**Data section**
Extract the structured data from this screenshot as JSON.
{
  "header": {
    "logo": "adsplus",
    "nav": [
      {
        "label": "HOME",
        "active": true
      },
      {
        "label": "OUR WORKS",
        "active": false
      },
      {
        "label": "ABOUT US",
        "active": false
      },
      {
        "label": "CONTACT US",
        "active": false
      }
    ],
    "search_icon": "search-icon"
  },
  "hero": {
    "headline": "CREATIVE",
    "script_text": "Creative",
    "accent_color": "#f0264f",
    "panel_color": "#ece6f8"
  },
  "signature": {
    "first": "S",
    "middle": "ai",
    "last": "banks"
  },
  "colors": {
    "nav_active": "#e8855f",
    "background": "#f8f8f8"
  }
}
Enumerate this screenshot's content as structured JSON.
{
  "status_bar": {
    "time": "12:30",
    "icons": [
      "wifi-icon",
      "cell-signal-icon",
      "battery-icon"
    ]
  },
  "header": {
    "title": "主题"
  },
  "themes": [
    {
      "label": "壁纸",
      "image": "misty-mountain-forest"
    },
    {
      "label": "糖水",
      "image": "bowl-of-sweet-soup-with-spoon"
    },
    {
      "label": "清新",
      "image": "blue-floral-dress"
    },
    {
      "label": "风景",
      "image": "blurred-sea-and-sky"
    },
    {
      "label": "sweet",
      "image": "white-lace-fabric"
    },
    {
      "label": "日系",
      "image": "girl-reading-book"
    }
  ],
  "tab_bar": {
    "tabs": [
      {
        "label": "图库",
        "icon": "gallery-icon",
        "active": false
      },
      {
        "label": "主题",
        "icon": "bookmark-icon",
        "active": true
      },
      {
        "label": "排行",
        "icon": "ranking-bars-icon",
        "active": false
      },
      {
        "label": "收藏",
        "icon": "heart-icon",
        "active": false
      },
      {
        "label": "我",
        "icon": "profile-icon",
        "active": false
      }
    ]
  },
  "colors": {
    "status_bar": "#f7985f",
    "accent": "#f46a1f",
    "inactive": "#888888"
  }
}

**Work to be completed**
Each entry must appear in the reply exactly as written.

**Exercise output**
Extract the structured data from this screenshot as JSON.
{
  "header": {
    "logo": "adsplus",
    "nav": [
      {
        "label": "HOME",
        "active": true
      },
      {
        "label": "OUR WORKS",
        "active": false
      },
      {
        "label": "ABOUT US",
        "active": false
      },
      {
        "label": "CONTACT US",
        "active": false
      }
    ],
    "search_icon": "search-icon"
  },
  "hero": {
    "headline": "CREATIVE",
    "script_text": "Creative",
    "accent_color": "#f0264f",
    "panel_color": "#ece6f8"
  },
  "signature": {
    "first": "S",
    "middle": "ai",
    "last": "banks"
  },
  "colors": {
    "nav_active": "#e8855f",
    "background": "#f8f8f8"
  }
}
Enumerate this screenshot's content as structured JSON.
{
  "status_bar": {
    "time": "12:30",
    "icons": [
      "wifi-icon",
      "cell-signal-icon",
      "battery-icon"
    ]
  },
  "header": {
    "title": "主题"
  },
  "themes": [
    {
      "label": "壁纸",
      "image": "misty-mountain-forest"
    },
    {
      "label": "糖水",
      "image": "bowl-of-sweet-soup-with-spoon"
    },
    {
      "label": "清新",
      "image": "blue-floral-dress"
    },
    {
      "label": "风景",
      "image": "blurred-sea-and-sky"
    },
    {
      "label": "sweet",
      "image": "white-lace-fabric"
    },
    {
      "label": "日系",
      "image": "girl-reading-book"
    }
  ],
  "tab_bar": {
    "tabs": [
      {
        "label": "图库",
        "icon": "gallery-icon",
        "active": false
      },
      {
        "label": "主题",
        "icon": "bookmark-icon",
        "active": true
      },
      {
        "label": "排行",
        "icon": "ranking-bars-icon",
        "active": false
      },
      {
        "label": "收藏",
        "icon": "heart-icon",
        "active": false
      },
      {
        "label": "我",
        "icon": "profile-icon",
        "active": false
      }
    ]
  },
  "colors": {
    "status_bar": "#f7985f",
    "accent": "#f46a1f",
    "inactive": "#888888"
  }
}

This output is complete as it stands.